Identify German porcelain makers by looking for the identifiable marks used by German companies; these makers' marks are available for viewing in online catalogs or reference books. Some marks, such as those appearing on Rosenthal porcelain dating between 1907 and 1956, contain the word "Germany."Continue Reading
Some German porcelain makers' marks contain the region or city in which the piece was made. For instance, one of the earliest marks used by the first porcelain factory in Europe, Meissen, reads MPM for Meissner Porzellan Manufaktur. Meissen is both the name of the city in which the porcelain was made and the company name. Another mark from this company says "B.P.T." followed by "Dresden" and the number 1739. Dresden is the name of a nearby German city as well as the name of a specific porcelain collection.

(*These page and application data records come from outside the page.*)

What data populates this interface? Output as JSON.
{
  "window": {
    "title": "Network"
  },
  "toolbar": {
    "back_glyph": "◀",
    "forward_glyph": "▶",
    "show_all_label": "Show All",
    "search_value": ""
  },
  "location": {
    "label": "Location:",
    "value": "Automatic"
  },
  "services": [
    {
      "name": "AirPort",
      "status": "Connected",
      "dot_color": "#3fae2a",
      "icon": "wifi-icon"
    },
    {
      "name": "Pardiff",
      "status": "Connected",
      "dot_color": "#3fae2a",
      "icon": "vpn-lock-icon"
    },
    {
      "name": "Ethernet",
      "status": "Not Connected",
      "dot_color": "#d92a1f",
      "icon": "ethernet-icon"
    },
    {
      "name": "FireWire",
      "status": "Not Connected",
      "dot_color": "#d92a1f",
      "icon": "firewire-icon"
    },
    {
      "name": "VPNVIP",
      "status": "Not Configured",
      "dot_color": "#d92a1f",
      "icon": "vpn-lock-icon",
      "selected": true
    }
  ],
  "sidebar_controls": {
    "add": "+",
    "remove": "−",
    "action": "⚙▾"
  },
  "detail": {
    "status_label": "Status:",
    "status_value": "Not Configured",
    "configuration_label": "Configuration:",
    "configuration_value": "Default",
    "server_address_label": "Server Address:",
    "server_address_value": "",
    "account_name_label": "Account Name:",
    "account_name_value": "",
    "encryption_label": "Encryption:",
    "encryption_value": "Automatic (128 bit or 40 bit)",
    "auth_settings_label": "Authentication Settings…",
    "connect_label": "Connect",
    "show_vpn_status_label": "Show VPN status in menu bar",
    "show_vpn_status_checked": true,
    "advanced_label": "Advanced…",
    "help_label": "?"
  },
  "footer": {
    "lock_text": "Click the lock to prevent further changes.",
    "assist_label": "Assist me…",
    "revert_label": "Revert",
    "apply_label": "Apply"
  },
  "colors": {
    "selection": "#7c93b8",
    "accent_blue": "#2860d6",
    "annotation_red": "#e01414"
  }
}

The L. Hutschenruether porcelain factory was located in Bavaria, Germany. Between 1955 and 1969, this company's mark contained the name of the region and country along with the company name and a lion icon. R.S. Prussia, a porcelain company operating in the late 1800s, used a red mark with greenery separating the words. Porcelain with crowns as part of the marks can denote a number of European porcelain companies, many of which aren't based in Germany. However, some German companies such as Sitzendorf do use a crown icon.Learn more about Antiques